EXTRACTED DATA Start Marker

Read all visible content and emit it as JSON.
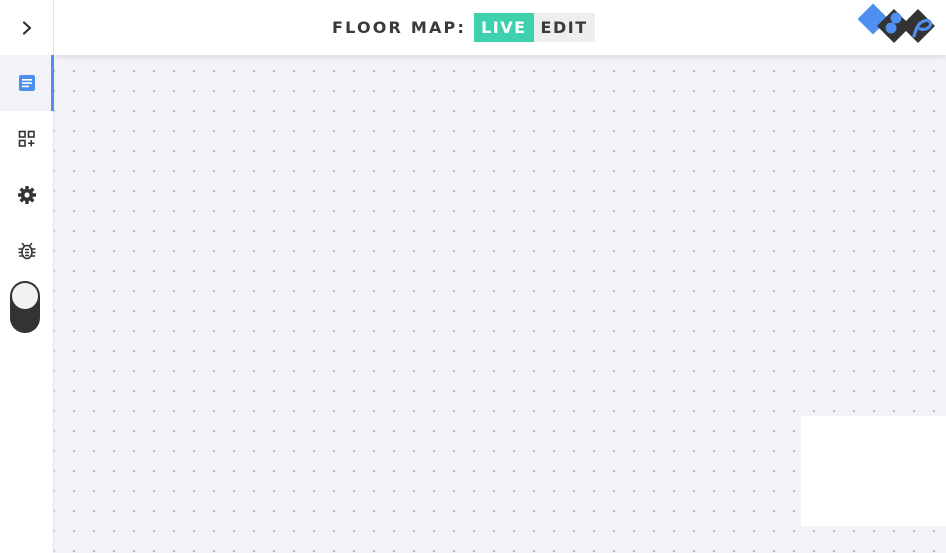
{
  "header": {
    "title_label": "FLOOR MAP:",
    "live_label": "LIVE",
    "edit_label": "EDIT",
    "active_mode": "LIVE"
  },
  "sidebar": {
    "items": [
      {
        "icon": "chevron-right-icon",
        "active": false
      },
      {
        "icon": "document-icon",
        "active": true
      },
      {
        "icon": "add-widget-icon",
        "active": false
      },
      {
        "icon": "gear-icon",
        "active": false
      },
      {
        "icon": "bug-icon",
        "active": false
      }
    ],
    "theme_toggle": {
      "icon": "theme-toggle",
      "state": "off"
    }
  },
  "logo": {
    "icon": "brand-logo-icon"
  },
  "colors": {
    "accent_live": "#3fd0ad",
    "active_indicator": "#4f8ff0",
    "logo_blue": "#4f8ff0",
    "logo_dark": "#333333"
  }
}
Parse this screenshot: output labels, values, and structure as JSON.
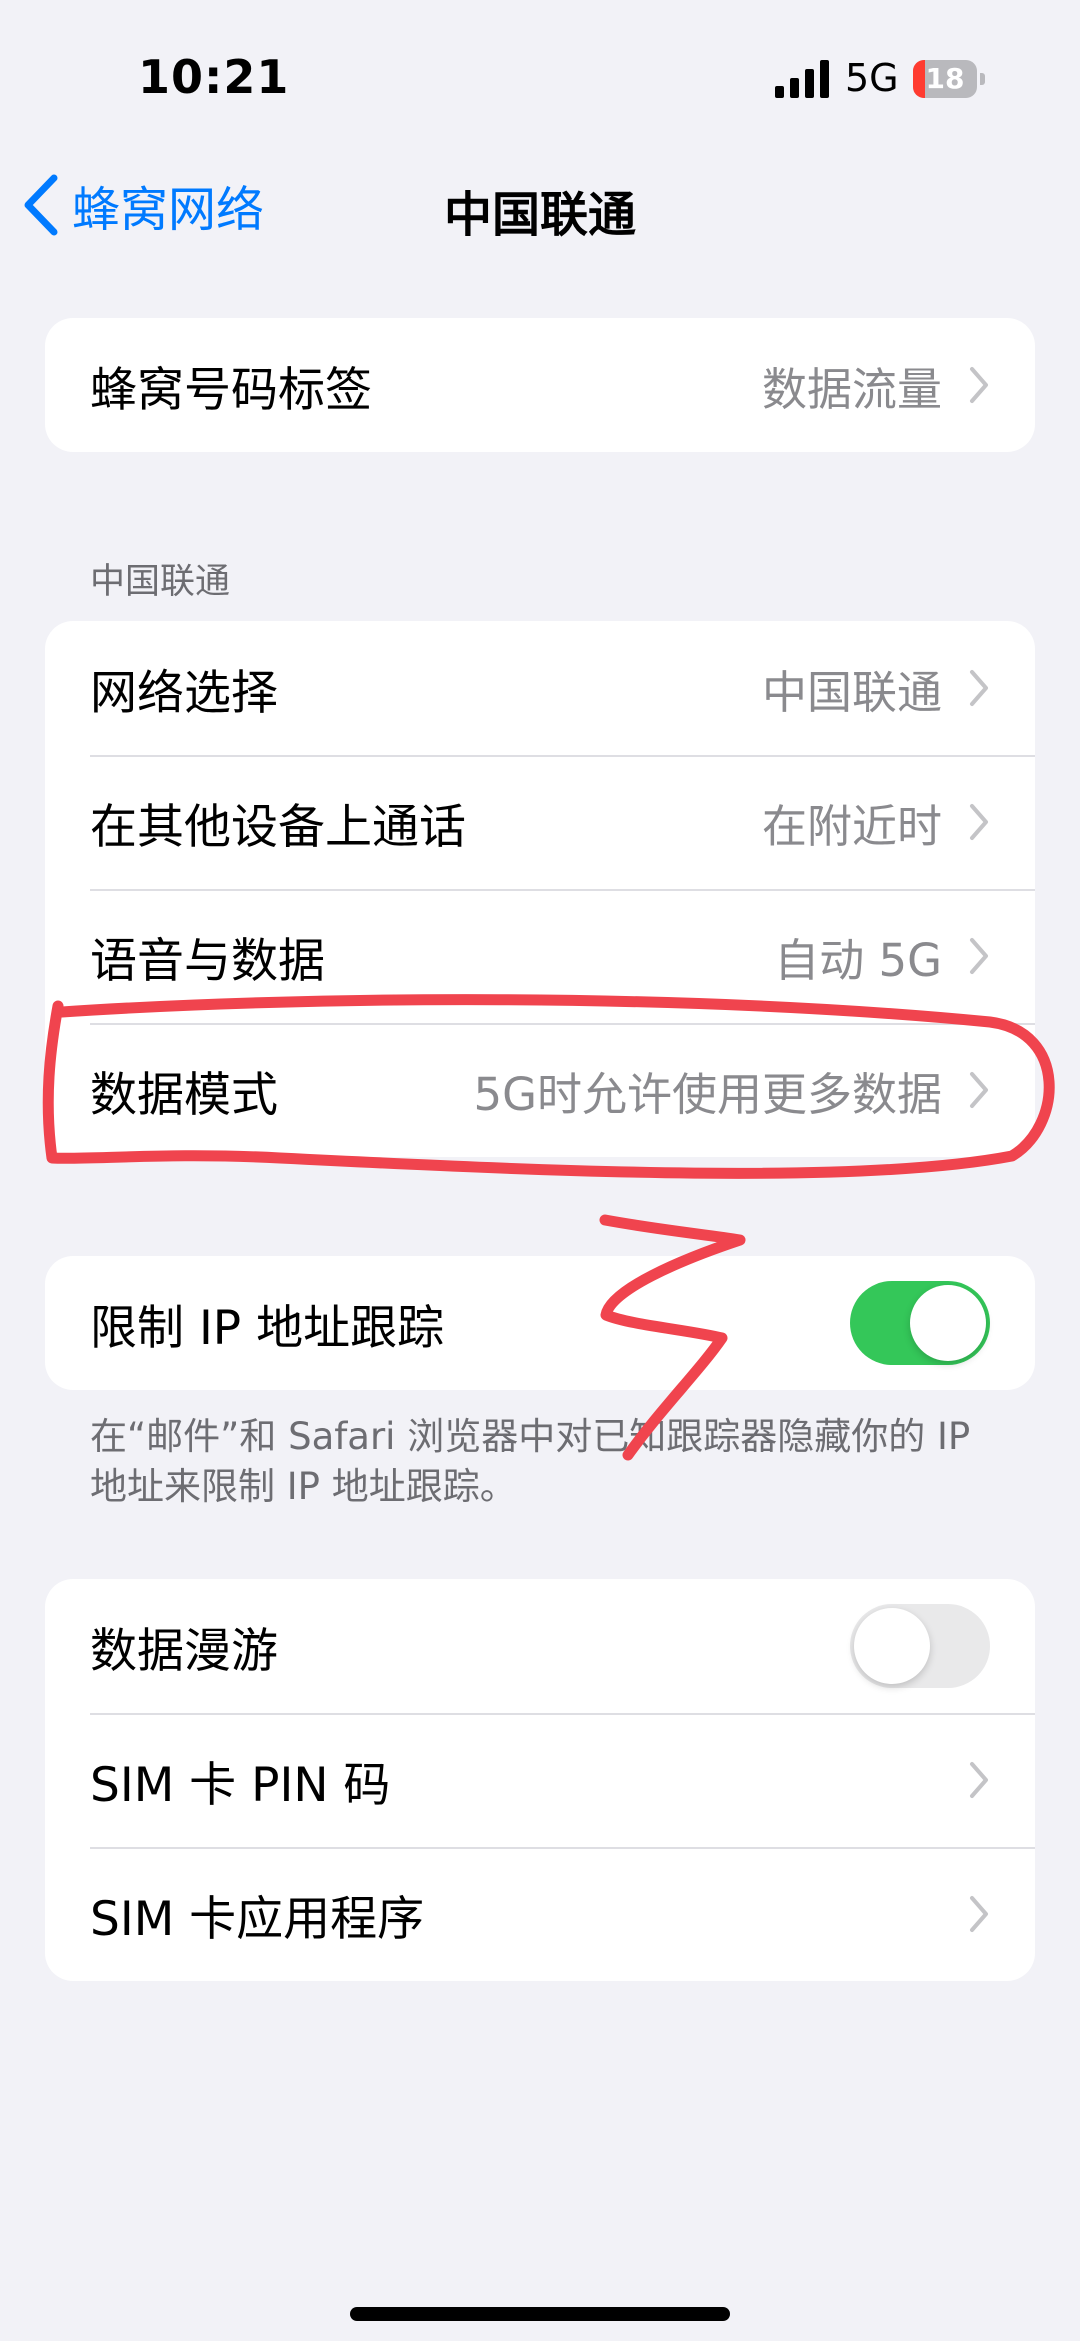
{
  "status_bar": {
    "time": "10:21",
    "network": "5G",
    "battery_level": "18",
    "battery_fraction": 0.18,
    "battery_color": "#ff3b30"
  },
  "nav": {
    "back_label": "蜂窝网络",
    "title": "中国联通"
  },
  "group1": {
    "rows": [
      {
        "label": "蜂窝号码标签",
        "value": "数据流量"
      }
    ]
  },
  "section2": {
    "header": "中国联通",
    "rows": [
      {
        "label": "网络选择",
        "value": "中国联通"
      },
      {
        "label": "在其他设备上通话",
        "value": "在附近时"
      },
      {
        "label": "语音与数据",
        "value": "自动 5G"
      },
      {
        "label": "数据模式",
        "value": "5G时允许使用更多数据"
      }
    ]
  },
  "section3": {
    "row": {
      "label": "限制 IP 地址跟踪",
      "toggle": "on"
    },
    "footer": "在“邮件”和 Safari 浏览器中对已知跟踪器隐藏你的 IP 地址来限制 IP 地址跟踪。"
  },
  "section4": {
    "rows": [
      {
        "label": "数据漫游",
        "toggle": "off"
      },
      {
        "label": "SIM 卡 PIN 码"
      },
      {
        "label": "SIM 卡应用程序"
      }
    ]
  },
  "colors": {
    "accent": "#007aff",
    "toggle_on": "#34c759",
    "annotation": "#f0444e",
    "background": "#f2f2f7"
  }
}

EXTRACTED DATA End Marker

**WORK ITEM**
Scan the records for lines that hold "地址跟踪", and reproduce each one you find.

**WRITTEN REPLY**
      "label": "限制 IP 地址跟踪",
    "footer": "在“邮件”和 Safari 浏览器中对已知跟踪器隐藏你的 IP 地址来限制 IP 地址跟踪。"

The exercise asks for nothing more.